#### What needs to be done
The result should be a faithful copy of every entry below, with the pictures left out.

── Data in this exercise

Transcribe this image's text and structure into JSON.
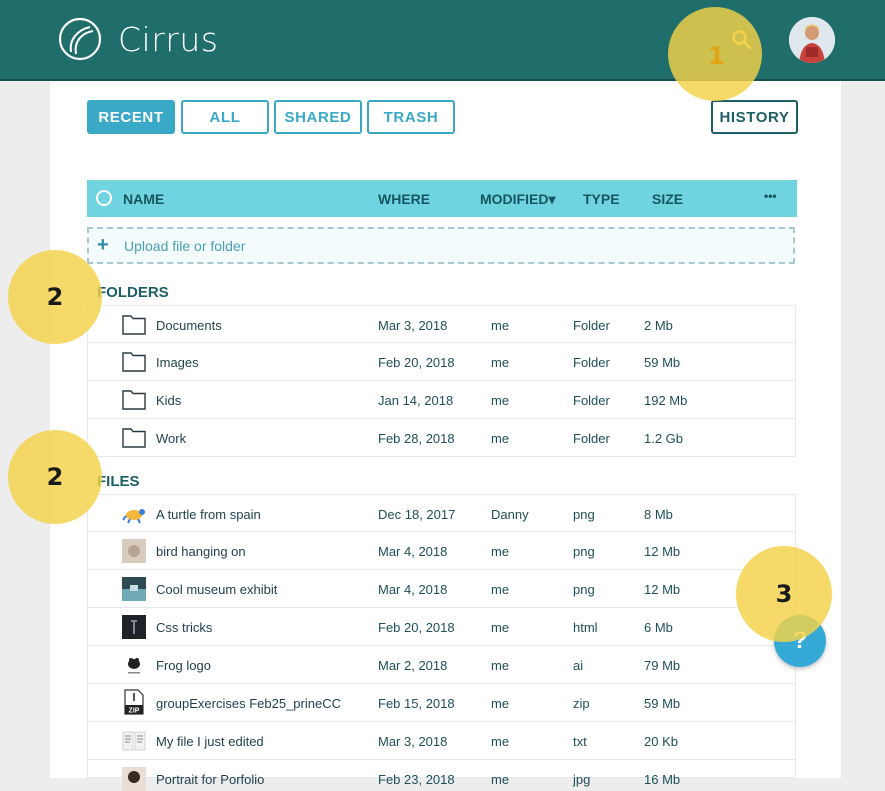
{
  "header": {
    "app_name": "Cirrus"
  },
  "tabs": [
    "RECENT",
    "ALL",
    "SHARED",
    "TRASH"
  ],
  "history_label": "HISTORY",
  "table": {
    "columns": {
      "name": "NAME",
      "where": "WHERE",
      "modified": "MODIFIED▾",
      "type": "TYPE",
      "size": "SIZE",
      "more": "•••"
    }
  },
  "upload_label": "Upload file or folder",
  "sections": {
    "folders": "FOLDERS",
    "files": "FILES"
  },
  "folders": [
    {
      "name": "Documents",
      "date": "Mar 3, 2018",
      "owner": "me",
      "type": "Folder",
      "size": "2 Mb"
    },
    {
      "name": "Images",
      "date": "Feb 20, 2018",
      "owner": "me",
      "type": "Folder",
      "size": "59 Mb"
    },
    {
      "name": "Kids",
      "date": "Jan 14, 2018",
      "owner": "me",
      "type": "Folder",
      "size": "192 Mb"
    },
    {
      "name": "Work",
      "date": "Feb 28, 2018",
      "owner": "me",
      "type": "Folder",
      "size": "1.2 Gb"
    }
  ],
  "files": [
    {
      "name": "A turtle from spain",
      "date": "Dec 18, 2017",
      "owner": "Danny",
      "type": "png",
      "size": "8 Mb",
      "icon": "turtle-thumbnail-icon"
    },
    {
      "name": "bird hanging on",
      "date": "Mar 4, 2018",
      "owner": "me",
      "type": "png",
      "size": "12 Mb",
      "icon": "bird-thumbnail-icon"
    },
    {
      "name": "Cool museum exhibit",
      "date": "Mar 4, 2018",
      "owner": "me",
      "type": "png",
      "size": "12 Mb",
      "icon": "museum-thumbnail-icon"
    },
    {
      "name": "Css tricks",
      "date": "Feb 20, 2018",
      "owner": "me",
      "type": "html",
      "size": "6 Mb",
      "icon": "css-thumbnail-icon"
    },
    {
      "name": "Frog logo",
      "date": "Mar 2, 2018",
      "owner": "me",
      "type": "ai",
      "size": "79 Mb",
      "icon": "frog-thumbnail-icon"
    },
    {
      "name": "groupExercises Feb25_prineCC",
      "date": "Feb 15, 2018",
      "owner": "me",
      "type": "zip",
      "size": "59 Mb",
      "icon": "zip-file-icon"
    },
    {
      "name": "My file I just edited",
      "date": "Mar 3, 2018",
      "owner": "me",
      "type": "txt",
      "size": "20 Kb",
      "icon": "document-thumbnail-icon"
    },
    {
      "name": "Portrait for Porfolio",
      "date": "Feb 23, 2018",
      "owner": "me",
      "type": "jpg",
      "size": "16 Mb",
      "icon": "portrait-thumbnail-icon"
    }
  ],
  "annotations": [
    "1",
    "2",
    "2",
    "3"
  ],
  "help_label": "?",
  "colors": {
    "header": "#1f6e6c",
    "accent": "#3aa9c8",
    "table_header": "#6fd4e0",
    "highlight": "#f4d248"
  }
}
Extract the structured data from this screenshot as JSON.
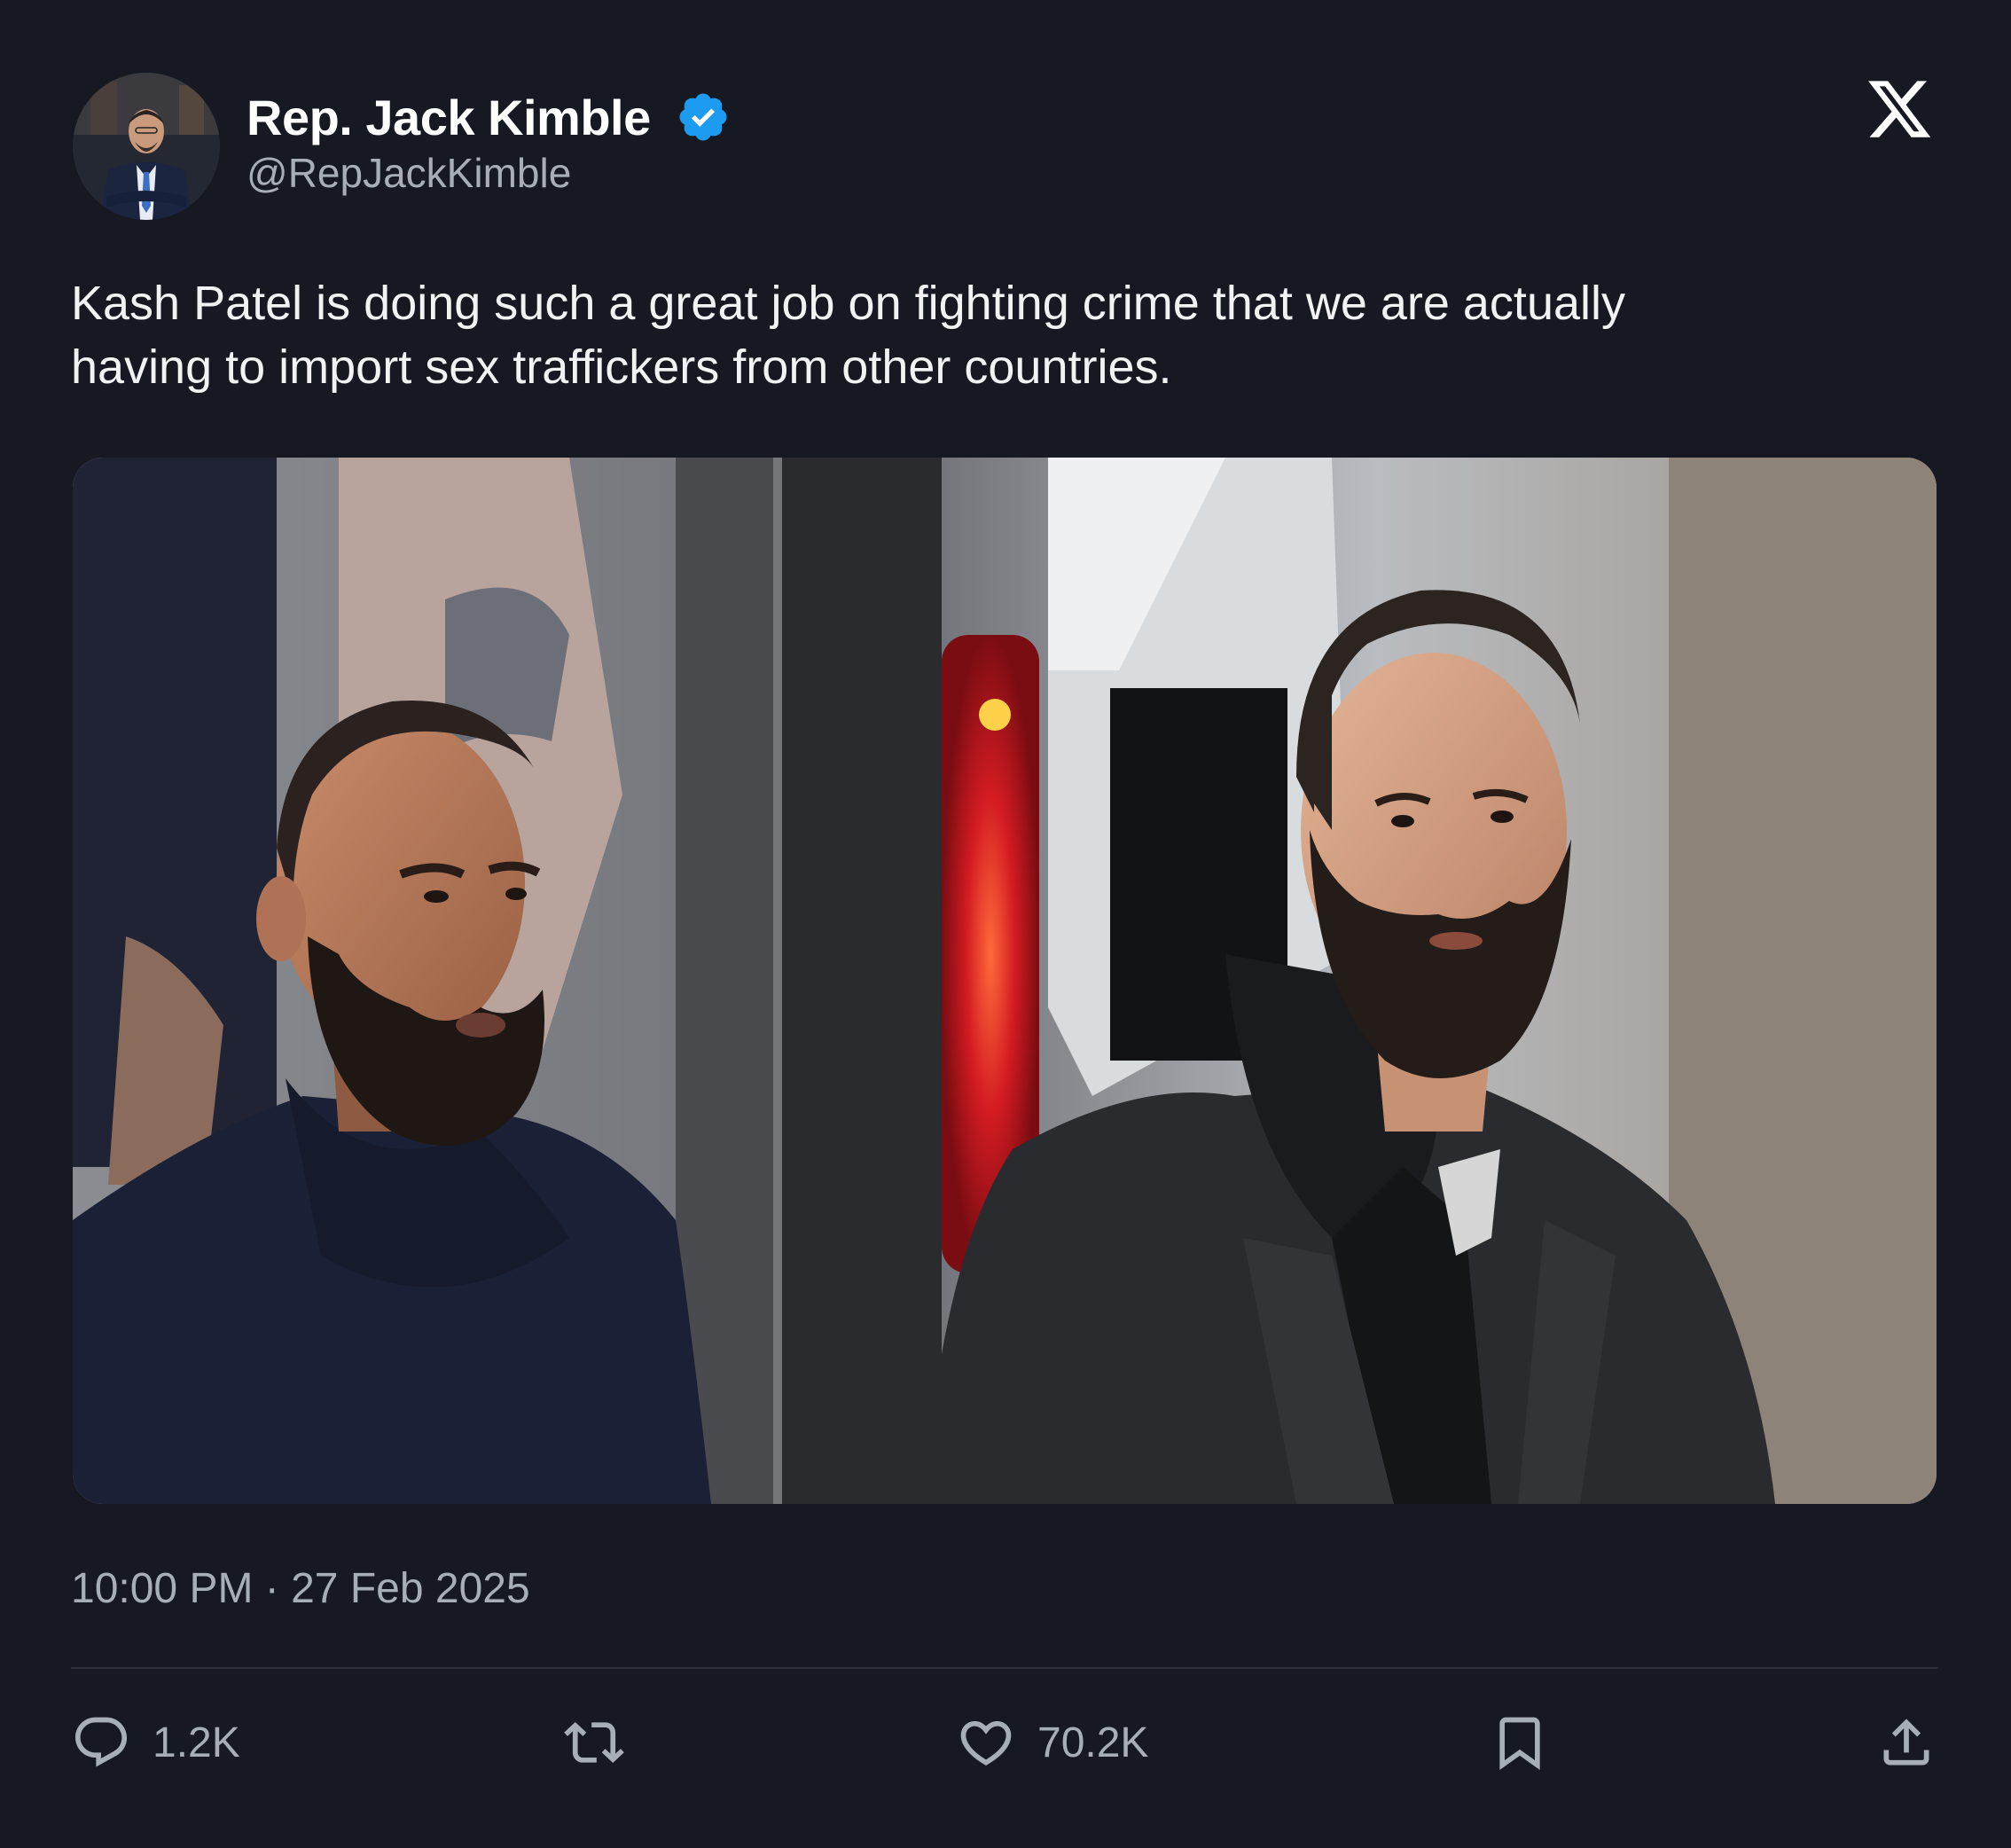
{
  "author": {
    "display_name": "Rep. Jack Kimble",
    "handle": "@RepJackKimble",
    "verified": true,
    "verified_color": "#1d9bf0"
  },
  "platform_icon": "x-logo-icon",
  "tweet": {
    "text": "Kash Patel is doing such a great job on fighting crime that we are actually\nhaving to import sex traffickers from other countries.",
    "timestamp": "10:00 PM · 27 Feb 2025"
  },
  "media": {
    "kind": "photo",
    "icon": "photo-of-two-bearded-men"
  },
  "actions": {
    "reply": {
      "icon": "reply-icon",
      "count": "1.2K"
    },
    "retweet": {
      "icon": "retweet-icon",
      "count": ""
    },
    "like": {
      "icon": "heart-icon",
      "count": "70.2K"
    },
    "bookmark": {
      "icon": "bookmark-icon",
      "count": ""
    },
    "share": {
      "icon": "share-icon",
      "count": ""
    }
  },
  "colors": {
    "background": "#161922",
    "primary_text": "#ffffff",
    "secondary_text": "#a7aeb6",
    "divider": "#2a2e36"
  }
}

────

#### Exercise result
Transcribe this image's text and structure into JSON.
{
  "header": {
    "app_name": "Cirrus"
  },
  "tabs": [
    "RECENT",
    "ALL",
    "SHARED",
    "TRASH"
  ],
  "history_label": "HISTORY",
  "table": {
    "columns": {
      "name": "NAME",
      "where": "WHERE",
      "modified": "MODIFIED▾",
      "type": "TYPE",
      "size": "SIZE",
      "more": "•••"
    }
  },
  "upload_label": "Upload file or folder",
  "sections": {
    "folders": "FOLDERS",
    "files": "FILES"
  },
  "folders": [
    {
      "name": "Documents",
      "date": "Mar 3, 2018",
      "owner": "me",
      "type": "Folder",
      "size": "2 Mb"
    },
    {
      "name": "Images",
      "date": "Feb 20, 2018",
      "owner": "me",
      "type": "Folder",
      "size": "59 Mb"
    },
    {
      "name": "Kids",
      "date": "Jan 14, 2018",
      "owner": "me",
      "type": "Folder",
      "size": "192 Mb"
    },
    {
      "name": "Work",
      "date": "Feb 28, 2018",
      "owner": "me",
      "type": "Folder",
      "size": "1.2 Gb"
    }
  ],
  "files": [
    {
      "name": "A turtle from spain",
      "date": "Dec 18, 2017",
      "owner": "Danny",
      "type": "png",
      "size": "8 Mb",
      "icon": "turtle-thumbnail-icon"
    },
    {
      "name": "bird hanging on",
      "date": "Mar 4, 2018",
      "owner": "me",
      "type": "png",
      "size": "12 Mb",
      "icon": "bird-thumbnail-icon"
    },
    {
      "name": "Cool museum exhibit",
      "date": "Mar 4, 2018",
      "owner": "me",
      "type": "png",
      "size": "12 Mb",
      "icon": "museum-thumbnail-icon"
    },
    {
      "name": "Css tricks",
      "date": "Feb 20, 2018",
      "owner": "me",
      "type": "html",
      "size": "6 Mb",
      "icon": "css-thumbnail-icon"
    },
    {
      "name": "Frog logo",
      "date": "Mar 2, 2018",
      "owner": "me",
      "type": "ai",
      "size": "79 Mb",
      "icon": "frog-thumbnail-icon"
    },
    {
      "name": "groupExercises Feb25_prineCC",
      "date": "Feb 15, 2018",
      "owner": "me",
      "type": "zip",
      "size": "59 Mb",
      "icon": "zip-file-icon"
    },
    {
      "name": "My file I just edited",
      "date": "Mar 3, 2018",
      "owner": "me",
      "type": "txt",
      "size": "20 Kb",
      "icon": "document-thumbnail-icon"
    },
    {
      "name": "Portrait for Porfolio",
      "date": "Feb 23, 2018",
      "owner": "me",
      "type": "jpg",
      "size": "16 Mb",
      "icon": "portrait-thumbnail-icon"
    }
  ],
  "annotations": [
    "1",
    "2",
    "2",
    "3"
  ],
  "help_label": "?",
  "colors": {
    "header": "#1f6e6c",
    "accent": "#3aa9c8",
    "table_header": "#6fd4e0",
    "highlight": "#f4d248"
  }
}
Extract the structured data from this screenshot as JSON.
{
  "author": {
    "display_name": "Rep. Jack Kimble",
    "handle": "@RepJackKimble",
    "verified": true,
    "verified_color": "#1d9bf0"
  },
  "platform_icon": "x-logo-icon",
  "tweet": {
    "text": "Kash Patel is doing such a great job on fighting crime that we are actually\nhaving to import sex traffickers from other countries.",
    "timestamp": "10:00 PM · 27 Feb 2025"
  },
  "media": {
    "kind": "photo",
    "icon": "photo-of-two-bearded-men"
  },
  "actions": {
    "reply": {
      "icon": "reply-icon",
      "count": "1.2K"
    },
    "retweet": {
      "icon": "retweet-icon",
      "count": ""
    },
    "like": {
      "icon": "heart-icon",
      "count": "70.2K"
    },
    "bookmark": {
      "icon": "bookmark-icon",
      "count": ""
    },
    "share": {
      "icon": "share-icon",
      "count": ""
    }
  },
  "colors": {
    "background": "#161922",
    "primary_text": "#ffffff",
    "secondary_text": "#a7aeb6",
    "divider": "#2a2e36"
  }
}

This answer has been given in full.